TASK INSTRUCTIONS: Copy out each line of the data that includes the string "date".

THE DATA:
BEGIN
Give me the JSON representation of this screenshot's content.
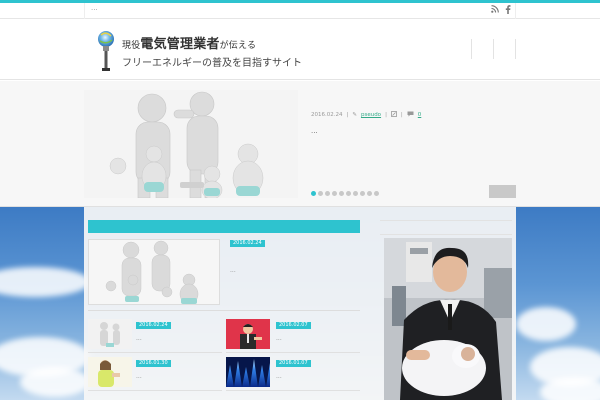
{
  "topbar": {
    "dots": "...",
    "icons": [
      "rss-icon",
      "facebook-icon"
    ]
  },
  "header": {
    "brand_prefix": "現役",
    "brand_main": "電気管理業者",
    "brand_suffix": "が伝える",
    "tagline": "フリーエネルギーの普及を目指すサイト"
  },
  "slider": {
    "date": "2016.02.24",
    "author": "pseudo",
    "comments": "0",
    "title": "...",
    "dot_count": 10,
    "active_dot": 0
  },
  "main": {
    "featured": {
      "date": "2016.02.24",
      "excerpt": "..."
    },
    "grid": [
      {
        "date": "2016.02.24",
        "excerpt": "..."
      },
      {
        "date": "2016.02.07",
        "excerpt": "..."
      },
      {
        "date": "2016.01.30",
        "excerpt": "..."
      },
      {
        "date": "2016.01.07",
        "excerpt": "..."
      }
    ]
  },
  "colors": {
    "accent": "#2ec3cf",
    "sky": "#5b95d3"
  }
}
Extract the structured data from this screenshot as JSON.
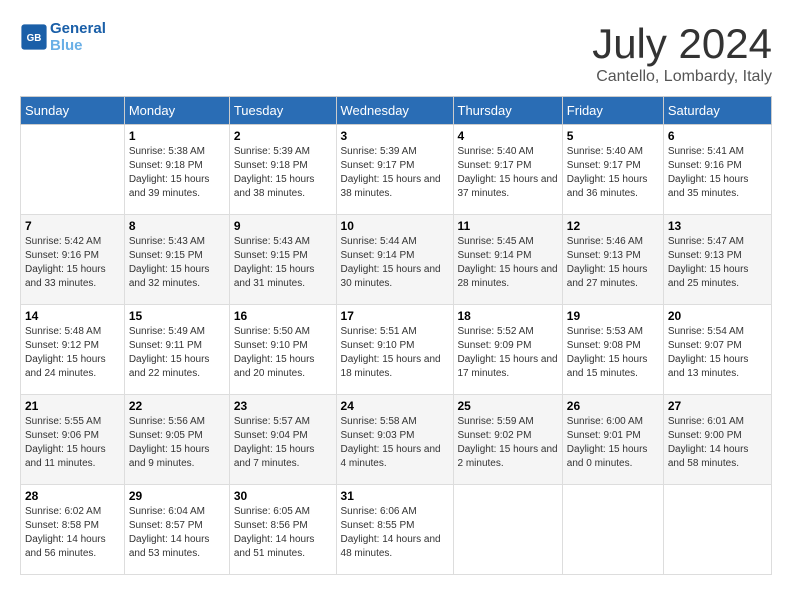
{
  "header": {
    "logo_text_general": "General",
    "logo_text_blue": "Blue",
    "month_title": "July 2024",
    "subtitle": "Cantello, Lombardy, Italy"
  },
  "columns": [
    "Sunday",
    "Monday",
    "Tuesday",
    "Wednesday",
    "Thursday",
    "Friday",
    "Saturday"
  ],
  "weeks": [
    [
      {
        "day": "",
        "sunrise": "",
        "sunset": "",
        "daylight": ""
      },
      {
        "day": "1",
        "sunrise": "Sunrise: 5:38 AM",
        "sunset": "Sunset: 9:18 PM",
        "daylight": "Daylight: 15 hours and 39 minutes."
      },
      {
        "day": "2",
        "sunrise": "Sunrise: 5:39 AM",
        "sunset": "Sunset: 9:18 PM",
        "daylight": "Daylight: 15 hours and 38 minutes."
      },
      {
        "day": "3",
        "sunrise": "Sunrise: 5:39 AM",
        "sunset": "Sunset: 9:17 PM",
        "daylight": "Daylight: 15 hours and 38 minutes."
      },
      {
        "day": "4",
        "sunrise": "Sunrise: 5:40 AM",
        "sunset": "Sunset: 9:17 PM",
        "daylight": "Daylight: 15 hours and 37 minutes."
      },
      {
        "day": "5",
        "sunrise": "Sunrise: 5:40 AM",
        "sunset": "Sunset: 9:17 PM",
        "daylight": "Daylight: 15 hours and 36 minutes."
      },
      {
        "day": "6",
        "sunrise": "Sunrise: 5:41 AM",
        "sunset": "Sunset: 9:16 PM",
        "daylight": "Daylight: 15 hours and 35 minutes."
      }
    ],
    [
      {
        "day": "7",
        "sunrise": "Sunrise: 5:42 AM",
        "sunset": "Sunset: 9:16 PM",
        "daylight": "Daylight: 15 hours and 33 minutes."
      },
      {
        "day": "8",
        "sunrise": "Sunrise: 5:43 AM",
        "sunset": "Sunset: 9:15 PM",
        "daylight": "Daylight: 15 hours and 32 minutes."
      },
      {
        "day": "9",
        "sunrise": "Sunrise: 5:43 AM",
        "sunset": "Sunset: 9:15 PM",
        "daylight": "Daylight: 15 hours and 31 minutes."
      },
      {
        "day": "10",
        "sunrise": "Sunrise: 5:44 AM",
        "sunset": "Sunset: 9:14 PM",
        "daylight": "Daylight: 15 hours and 30 minutes."
      },
      {
        "day": "11",
        "sunrise": "Sunrise: 5:45 AM",
        "sunset": "Sunset: 9:14 PM",
        "daylight": "Daylight: 15 hours and 28 minutes."
      },
      {
        "day": "12",
        "sunrise": "Sunrise: 5:46 AM",
        "sunset": "Sunset: 9:13 PM",
        "daylight": "Daylight: 15 hours and 27 minutes."
      },
      {
        "day": "13",
        "sunrise": "Sunrise: 5:47 AM",
        "sunset": "Sunset: 9:13 PM",
        "daylight": "Daylight: 15 hours and 25 minutes."
      }
    ],
    [
      {
        "day": "14",
        "sunrise": "Sunrise: 5:48 AM",
        "sunset": "Sunset: 9:12 PM",
        "daylight": "Daylight: 15 hours and 24 minutes."
      },
      {
        "day": "15",
        "sunrise": "Sunrise: 5:49 AM",
        "sunset": "Sunset: 9:11 PM",
        "daylight": "Daylight: 15 hours and 22 minutes."
      },
      {
        "day": "16",
        "sunrise": "Sunrise: 5:50 AM",
        "sunset": "Sunset: 9:10 PM",
        "daylight": "Daylight: 15 hours and 20 minutes."
      },
      {
        "day": "17",
        "sunrise": "Sunrise: 5:51 AM",
        "sunset": "Sunset: 9:10 PM",
        "daylight": "Daylight: 15 hours and 18 minutes."
      },
      {
        "day": "18",
        "sunrise": "Sunrise: 5:52 AM",
        "sunset": "Sunset: 9:09 PM",
        "daylight": "Daylight: 15 hours and 17 minutes."
      },
      {
        "day": "19",
        "sunrise": "Sunrise: 5:53 AM",
        "sunset": "Sunset: 9:08 PM",
        "daylight": "Daylight: 15 hours and 15 minutes."
      },
      {
        "day": "20",
        "sunrise": "Sunrise: 5:54 AM",
        "sunset": "Sunset: 9:07 PM",
        "daylight": "Daylight: 15 hours and 13 minutes."
      }
    ],
    [
      {
        "day": "21",
        "sunrise": "Sunrise: 5:55 AM",
        "sunset": "Sunset: 9:06 PM",
        "daylight": "Daylight: 15 hours and 11 minutes."
      },
      {
        "day": "22",
        "sunrise": "Sunrise: 5:56 AM",
        "sunset": "Sunset: 9:05 PM",
        "daylight": "Daylight: 15 hours and 9 minutes."
      },
      {
        "day": "23",
        "sunrise": "Sunrise: 5:57 AM",
        "sunset": "Sunset: 9:04 PM",
        "daylight": "Daylight: 15 hours and 7 minutes."
      },
      {
        "day": "24",
        "sunrise": "Sunrise: 5:58 AM",
        "sunset": "Sunset: 9:03 PM",
        "daylight": "Daylight: 15 hours and 4 minutes."
      },
      {
        "day": "25",
        "sunrise": "Sunrise: 5:59 AM",
        "sunset": "Sunset: 9:02 PM",
        "daylight": "Daylight: 15 hours and 2 minutes."
      },
      {
        "day": "26",
        "sunrise": "Sunrise: 6:00 AM",
        "sunset": "Sunset: 9:01 PM",
        "daylight": "Daylight: 15 hours and 0 minutes."
      },
      {
        "day": "27",
        "sunrise": "Sunrise: 6:01 AM",
        "sunset": "Sunset: 9:00 PM",
        "daylight": "Daylight: 14 hours and 58 minutes."
      }
    ],
    [
      {
        "day": "28",
        "sunrise": "Sunrise: 6:02 AM",
        "sunset": "Sunset: 8:58 PM",
        "daylight": "Daylight: 14 hours and 56 minutes."
      },
      {
        "day": "29",
        "sunrise": "Sunrise: 6:04 AM",
        "sunset": "Sunset: 8:57 PM",
        "daylight": "Daylight: 14 hours and 53 minutes."
      },
      {
        "day": "30",
        "sunrise": "Sunrise: 6:05 AM",
        "sunset": "Sunset: 8:56 PM",
        "daylight": "Daylight: 14 hours and 51 minutes."
      },
      {
        "day": "31",
        "sunrise": "Sunrise: 6:06 AM",
        "sunset": "Sunset: 8:55 PM",
        "daylight": "Daylight: 14 hours and 48 minutes."
      },
      {
        "day": "",
        "sunrise": "",
        "sunset": "",
        "daylight": ""
      },
      {
        "day": "",
        "sunrise": "",
        "sunset": "",
        "daylight": ""
      },
      {
        "day": "",
        "sunrise": "",
        "sunset": "",
        "daylight": ""
      }
    ]
  ]
}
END
EXPECTED OUTPUT:
    "date": "2016.02.24",
      "date": "2016.02.24",
        "date": "2016.02.24",
        "date": "2016.02.07",
        "date": "2016.01.30",
        "date": "2016.01.07",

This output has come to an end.